The second step is to calibrate the measurement rig with the test leads shorted. They should still be connected to the rig, but shorted together at the load end. The measurement compensates for the series impedance of the test leads, it particularly improves high frequency accuracy. If this measurement is not carried out the RLEADS box can be used to compensate for the test lead resistance. After this measurement the RLEADS box is hidden since it is no longer used.

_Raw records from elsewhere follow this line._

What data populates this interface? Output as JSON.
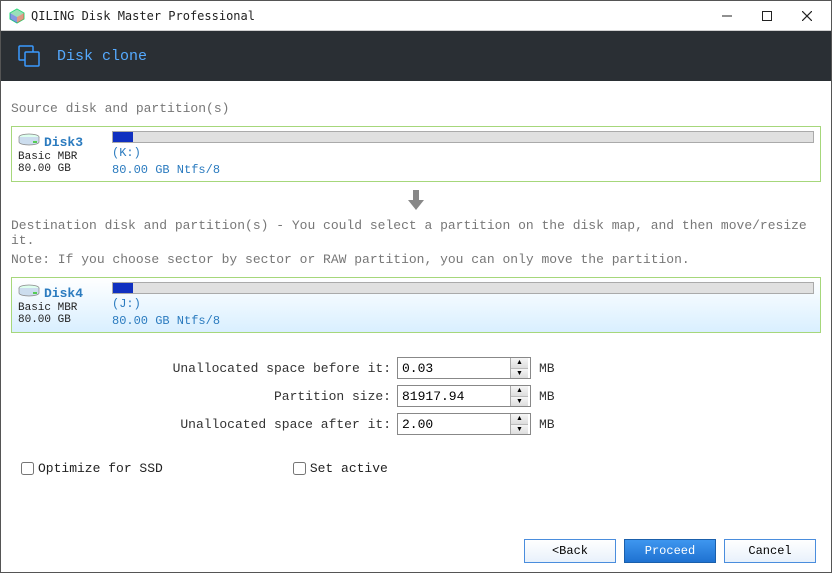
{
  "window": {
    "title": "QILING Disk Master Professional"
  },
  "header": {
    "title": "Disk clone"
  },
  "source": {
    "section_label": "Source disk and partition(s)",
    "disk_name": "Disk3",
    "disk_type": "Basic MBR",
    "disk_size": "80.00 GB",
    "part_letter": "(K:)",
    "part_desc": "80.00 GB Ntfs/8"
  },
  "dest": {
    "section_label": "Destination disk and partition(s) - You could select a partition on the disk map, and then move/resize it.",
    "note": "Note: If you choose sector by sector or RAW partition, you can only move the partition.",
    "disk_name": "Disk4",
    "disk_type": "Basic MBR",
    "disk_size": "80.00 GB",
    "part_letter": "(J:)",
    "part_desc": "80.00 GB Ntfs/8"
  },
  "fields": {
    "before_label": "Unallocated space before it:",
    "before_value": "0.03",
    "size_label": "Partition size:",
    "size_value": "81917.94",
    "after_label": "Unallocated space after it:",
    "after_value": "2.00",
    "unit": "MB"
  },
  "options": {
    "optimize_ssd": "Optimize for SSD",
    "set_active": "Set active"
  },
  "buttons": {
    "back": "<Back",
    "proceed": "Proceed",
    "cancel": "Cancel"
  }
}
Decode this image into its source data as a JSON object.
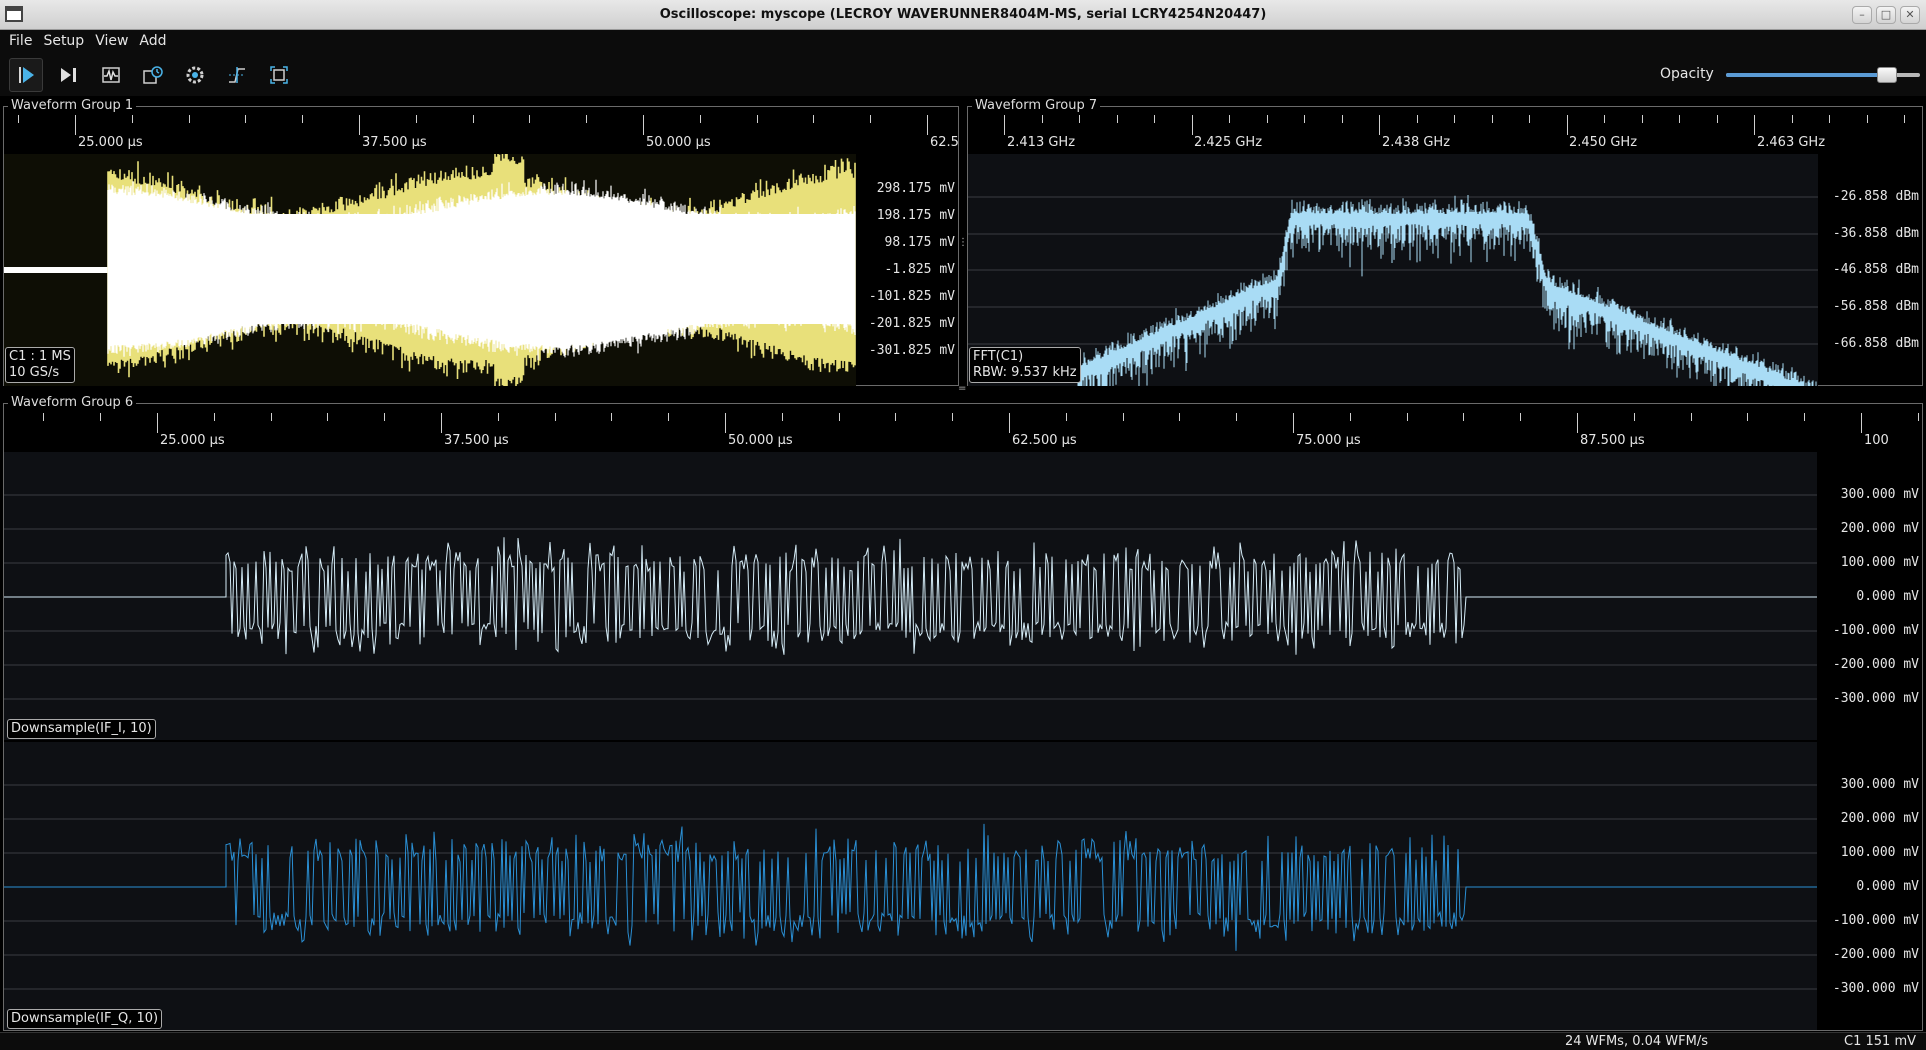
{
  "window": {
    "title": "Oscilloscope: myscope (LECROY WAVERUNNER8404M-MS, serial LCRY4254N20447)"
  },
  "menu": [
    "File",
    "Setup",
    "View",
    "Add"
  ],
  "toolbar": {
    "buttons": [
      "play-icon",
      "single-trigger-icon",
      "waveform-icon",
      "history-icon",
      "settings-gear-icon",
      "trigger-edge-icon",
      "fullscreen-icon"
    ],
    "opacity_label": "Opacity",
    "opacity_value": 0.83
  },
  "group1": {
    "title": "Waveform Group 1",
    "ticks": [
      "25.000 µs",
      "37.500 µs",
      "50.000 µs",
      "62.5"
    ],
    "y_labels": [
      "298.175  mV",
      "198.175  mV",
      "98.175  mV",
      "-1.825  mV",
      "-101.825  mV",
      "-201.825  mV",
      "-301.825  mV"
    ],
    "channel_line1": "C1 : 1 MS",
    "channel_line2": "10 GS/s",
    "colors": {
      "trace": "#ffffff",
      "plot_bg": "#181708",
      "outline": "#e8e07a"
    }
  },
  "group7": {
    "title": "Waveform Group 7",
    "ticks": [
      "2.413 GHz",
      "2.425 GHz",
      "2.438 GHz",
      "2.450 GHz",
      "2.463 GHz"
    ],
    "y_labels": [
      "-26.858  dBm",
      "-36.858  dBm",
      "-46.858  dBm",
      "-56.858  dBm",
      "-66.858  dBm"
    ],
    "channel_line1": "FFT(C1)",
    "channel_line2": "RBW: 9.537 kHz",
    "colors": {
      "trace": "#a9dcf5",
      "plot_bg": "#0e1014"
    }
  },
  "group6": {
    "title": "Waveform Group 6",
    "ticks": [
      "25.000 µs",
      "37.500 µs",
      "50.000 µs",
      "62.500 µs",
      "75.000 µs",
      "87.500 µs",
      "100"
    ],
    "y_labels": [
      "300.000  mV",
      "200.000  mV",
      "100.000  mV",
      "0.000  mV",
      "-100.000  mV",
      "-200.000  mV",
      "-300.000  mV"
    ],
    "channel_i": "Downsample(IF_I, 10)",
    "channel_q": "Downsample(IF_Q, 10)",
    "colors": {
      "trace_i": "#d5ecf7",
      "trace_q": "#2a8fd4",
      "plot_bg": "#0e1014"
    }
  },
  "status": {
    "left": "24 WFMs, 0.04 WFM/s",
    "right": "C1 151 mV"
  }
}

The third and final step is to make a measurement of a known reference resistor. The reference resistor must be non-inductive and its precise value must be known, errors in the reference resistor will translate directly into impedance measurement errors since it is used to scale all subsequent measurements. It should have a value around that of the impedances to be measured, for speaker impedance measurements a reference of 100 ohm or lower is recommended. The reference resistor measurement compensates for frequency response differences between the input channels. It particularly improves accuracy at the frequency extremes. After this measurement the RINPUT box is hidden since it is no longer used.
The calibration data is saved in the REW log files folder and automatically loaded when REW starts up. If the test leads are changed (swapped for longer or shorter leads, for example) or the sample rate is changed the calibration steps should be repeated.
The result of the measurement is displayed in the graph area, information about the measurement appears in the Measurements Panel. Measurements are given a default name of the date and time at which they are made, a more appropriate name can be entered in the box at the top of the measurements panel.
For impedance measurements when the mouse cursor is within the graph panel
the equivalent series resistance + inductance or resistance + capacitance
and parallel resistance||inductance or resistance||capacitance of the impedance
at the cursor position is shown at the bottom left corner
of the graph. This may be useful when making measurements of inductors or
capacitors to check their value, but the
Component Model provides a much more
accurate equivalent circuit.
For details of the various ways of viewing the measured data, including averaging multiple measurements, refer to the Graph Panel help.
If the input channels have been connected the wrong way around the impedance measurements will be too high by approximately the value of the sense resistor, make a test measurement of a resistor (of less than 100 ohms) to check that everything is wired correctly. Swapped channels will also shift the phase by about 180 degrees.
The main source of measurement noise is acoustic noise and vibration during the measurement. Loudspeakers act as microphones, generating small voltages in response to sounds and vibrations that are picked up as part of the load voltage. To minimise this effect use long sweeps, low sense resistor values, avoid noisy environments and isolate the loudspeaker from vibration. Using a power amplifier to drive the speaker provides a much lower drive impedance, which reduces the effect of noise, and allows a low series resistor to be used.
REW provides a Noise filter option which applies a bandpass filter to the captured sweep, synchronised to the sweep frequency, to reduce the influence of noise. The High setting is suitable in most circumstances, but it may have a slight smoothing effect on very sharp resonances. If that is observed try the Medium or Low settings, or turn the filter off. When the filter is being used the sweep duration should be at least 10 seconds, a warning is shown if a shorter sweep is selected. Longer sweeps improve signal to noise ratios in the results with or without the noise filter.